» Material supplied:
=== Begin Enclosure ===

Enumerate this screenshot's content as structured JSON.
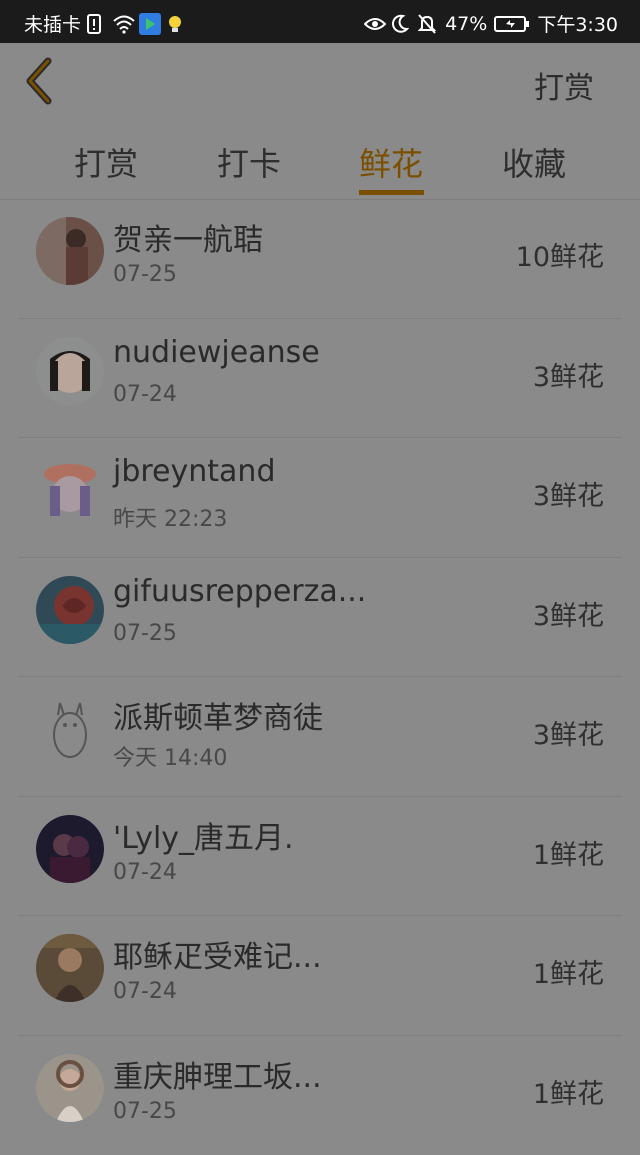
{
  "status_bar": {
    "carrier": "未插卡",
    "battery": "47%",
    "time": "下午3:30"
  },
  "header": {
    "back_icon": "chevron-left-icon",
    "action_label": "打赏"
  },
  "tabs": [
    {
      "label": "打赏"
    },
    {
      "label": "打卡"
    },
    {
      "label": "鲜花",
      "active": true
    },
    {
      "label": "收藏"
    }
  ],
  "list": [
    {
      "name": "贺亲一航聐",
      "date": "07-25",
      "amount": "10鲜花"
    },
    {
      "name": "nudiewjeanse",
      "date": "07-24",
      "amount": "3鲜花"
    },
    {
      "name": "jbreyntand",
      "date": "昨天 22:23",
      "amount": "3鲜花"
    },
    {
      "name": "gifuusrepperza...",
      "date": "07-25",
      "amount": "3鲜花"
    },
    {
      "name": "派斯顿革梦商徒",
      "date": "今天 14:40",
      "amount": "3鲜花"
    },
    {
      "name": "'Lyly_唐五月.",
      "date": "07-24",
      "amount": "1鲜花"
    },
    {
      "name": "耶稣疋受难记...",
      "date": "07-24",
      "amount": "1鲜花"
    },
    {
      "name": "重庆胂理工坂...",
      "date": "07-25",
      "amount": "1鲜花"
    }
  ],
  "colors": {
    "accent": "#7a4f00",
    "overlay_background": "#8a8a8a",
    "status_bar": "#1b1b1b"
  }
}
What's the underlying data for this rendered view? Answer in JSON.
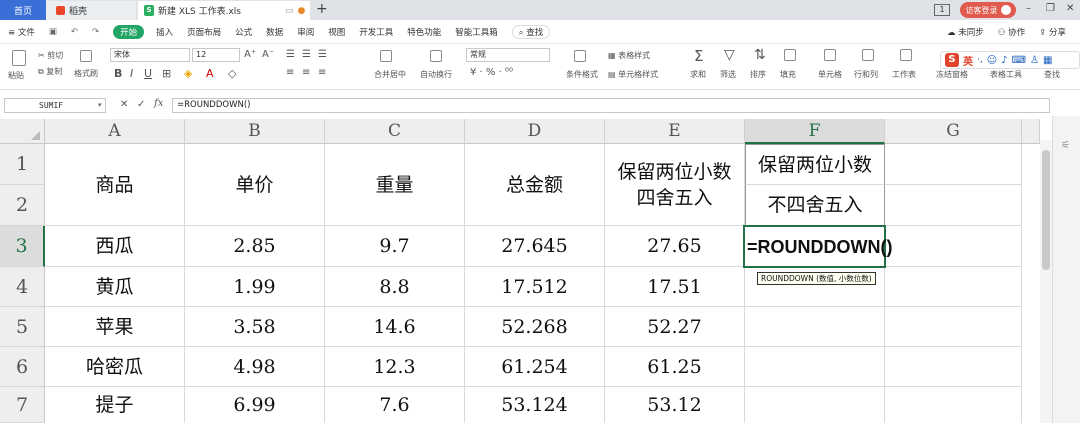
{
  "tabs": {
    "home": "首页",
    "wps": "稻壳",
    "file": "新建 XLS 工作表.xls",
    "new_tab": "+"
  },
  "titlebar": {
    "page_num": "1",
    "login": "访客登录",
    "minimize": "–",
    "restore": "❐",
    "close": "✕"
  },
  "menu": {
    "file": "≡ 文件",
    "items": [
      "开始",
      "插入",
      "页面布局",
      "公式",
      "数据",
      "审阅",
      "视图",
      "开发工具",
      "特色功能",
      "智能工具箱"
    ],
    "search": "查找",
    "sync": "未同步",
    "collab": "协作",
    "share": "分享"
  },
  "ribbon": {
    "paste": "粘贴",
    "cut": "剪切",
    "copy": "复制",
    "format_painter": "格式刷",
    "font": "宋体",
    "font_size": "12",
    "wrap": "合并居中",
    "auto_wrap": "自动换行",
    "num_format": "常规",
    "table_style": "表格样式",
    "cond_format": "条件格式",
    "cell_style": "单元格样式",
    "sum": "求和",
    "filter": "筛选",
    "sort": "排序",
    "fill": "填充",
    "cells": "单元格",
    "rowcol": "行和列",
    "sheet": "工作表",
    "freeze": "冻结窗格",
    "table_tool": "表格工具",
    "find": "查找"
  },
  "ime": {
    "label": "英"
  },
  "formula_bar": {
    "name_box": "SUMIF",
    "cancel": "✕",
    "confirm": "✓",
    "fx": "fx",
    "content": "=ROUNDDOWN()"
  },
  "columns": [
    "A",
    "B",
    "C",
    "D",
    "E",
    "F",
    "G"
  ],
  "rows": [
    "1",
    "2",
    "3",
    "4",
    "5",
    "6",
    "7"
  ],
  "header_row": {
    "a": "商品",
    "b": "单价",
    "c": "重量",
    "d": "总金额",
    "e_line1": "保留两位小数",
    "e_line2": "四舍五入",
    "f_line1": "保留两位小数",
    "f_line2": "不四舍五入"
  },
  "data_rows": [
    {
      "a": "西瓜",
      "b": "2.85",
      "c": "9.7",
      "d": "27.645",
      "e": "27.65",
      "f": "=ROUNDDOWN()"
    },
    {
      "a": "黄瓜",
      "b": "1.99",
      "c": "8.8",
      "d": "17.512",
      "e": "17.51",
      "f": ""
    },
    {
      "a": "苹果",
      "b": "3.58",
      "c": "14.6",
      "d": "52.268",
      "e": "52.27",
      "f": ""
    },
    {
      "a": "哈密瓜",
      "b": "4.98",
      "c": "12.3",
      "d": "61.254",
      "e": "61.25",
      "f": ""
    },
    {
      "a": "提子",
      "b": "6.99",
      "c": "7.6",
      "d": "53.124",
      "e": "53.12",
      "f": ""
    }
  ],
  "tooltip": "ROUNDDOWN (数值, 小数位数)",
  "colors": {
    "accent_green": "#23a566",
    "tab_blue": "#3a6fd8",
    "login_red": "#e05a4d"
  }
}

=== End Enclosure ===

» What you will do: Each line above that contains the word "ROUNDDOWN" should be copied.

» Result for this exercise:
    "content": "=ROUNDDOWN()"
      "f": "=ROUNDDOWN()"
  "tooltip": "ROUNDDOWN (数值, 小数位数)",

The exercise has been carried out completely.